*REQUIRED ACTION:*
Leaving out the pictures, restate each record below word for word.
::: SOURCE DATA
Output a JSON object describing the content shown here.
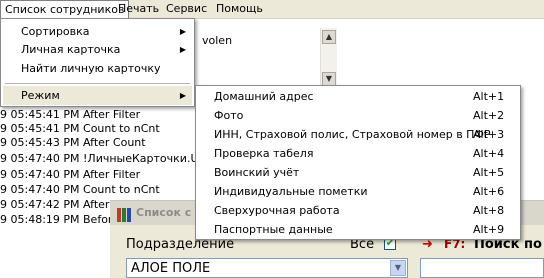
{
  "menubar": {
    "items": [
      "Список сотрудников",
      "Печать",
      "Сервис",
      "Помощь"
    ]
  },
  "main_menu": {
    "items": [
      {
        "label": "Сортировка",
        "has_submenu": true
      },
      {
        "label": "Личная карточка",
        "has_submenu": true
      },
      {
        "label": "Найти личную карточку",
        "has_submenu": false
      },
      {
        "label": "Режим",
        "has_submenu": true,
        "selected": true
      }
    ]
  },
  "submenu": {
    "items": [
      {
        "label": "Домашний адрес",
        "shortcut": "Alt+1"
      },
      {
        "label": "Фото",
        "shortcut": "Alt+2"
      },
      {
        "label": "ИНН, Страховой полис, Страховой номер в ПФР",
        "shortcut": "Alt+3"
      },
      {
        "label": "Проверка табеля",
        "shortcut": "Alt+4"
      },
      {
        "label": "Воинский учёт",
        "shortcut": "Alt+5"
      },
      {
        "label": "Индивидуальные пометки",
        "shortcut": "Alt+6"
      },
      {
        "label": "Сверхурочная работа",
        "shortcut": "Alt+8"
      },
      {
        "label": "Паспортные данные",
        "shortcut": "Alt+9"
      }
    ]
  },
  "background": {
    "list_fragment": "volen",
    "log_lines": [
      "9 05:45:41 PM After Filter",
      "9 05:45:41 PM Count to nCnt",
      "9 05:45:43 PM After Count",
      "9 05:47:40 PM !ЛичныеКарточки.U",
      "9 05:47:40 PM After Filter",
      "9 05:47:40 PM Count to nCnt",
      "9 05:47:42 PM After C",
      "9 05:48:19 PM Befor"
    ]
  },
  "inner_window": {
    "title": "Список с",
    "dept_label": "Подразделение",
    "dept_value": "АЛОЕ ПОЛЕ",
    "all_label": "Все",
    "all_checked": true,
    "search_arrow": "➜",
    "search_key": "F7:",
    "search_label": "Поиск по"
  },
  "colors": {
    "menu_bg": "#ece9d8",
    "selected_item_bg": "#ece9d8",
    "search_key": "#a00000"
  }
}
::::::
*EXERCISE ANSWER:*
Output a JSON object describing the content shown here.
{
  "menubar": {
    "items": [
      "Список сотрудников",
      "Печать",
      "Сервис",
      "Помощь"
    ]
  },
  "main_menu": {
    "items": [
      {
        "label": "Сортировка",
        "has_submenu": true
      },
      {
        "label": "Личная карточка",
        "has_submenu": true
      },
      {
        "label": "Найти личную карточку",
        "has_submenu": false
      },
      {
        "label": "Режим",
        "has_submenu": true,
        "selected": true
      }
    ]
  },
  "submenu": {
    "items": [
      {
        "label": "Домашний адрес",
        "shortcut": "Alt+1"
      },
      {
        "label": "Фото",
        "shortcut": "Alt+2"
      },
      {
        "label": "ИНН, Страховой полис, Страховой номер в ПФР",
        "shortcut": "Alt+3"
      },
      {
        "label": "Проверка табеля",
        "shortcut": "Alt+4"
      },
      {
        "label": "Воинский учёт",
        "shortcut": "Alt+5"
      },
      {
        "label": "Индивидуальные пометки",
        "shortcut": "Alt+6"
      },
      {
        "label": "Сверхурочная работа",
        "shortcut": "Alt+8"
      },
      {
        "label": "Паспортные данные",
        "shortcut": "Alt+9"
      }
    ]
  },
  "background": {
    "list_fragment": "volen",
    "log_lines": [
      "9 05:45:41 PM After Filter",
      "9 05:45:41 PM Count to nCnt",
      "9 05:45:43 PM After Count",
      "9 05:47:40 PM !ЛичныеКарточки.U",
      "9 05:47:40 PM After Filter",
      "9 05:47:40 PM Count to nCnt",
      "9 05:47:42 PM After C",
      "9 05:48:19 PM Befor"
    ]
  },
  "inner_window": {
    "title": "Список с",
    "dept_label": "Подразделение",
    "dept_value": "АЛОЕ ПОЛЕ",
    "all_label": "Все",
    "all_checked": true,
    "search_arrow": "➜",
    "search_key": "F7:",
    "search_label": "Поиск по"
  },
  "colors": {
    "menu_bg": "#ece9d8",
    "selected_item_bg": "#ece9d8",
    "search_key": "#a00000"
  }
}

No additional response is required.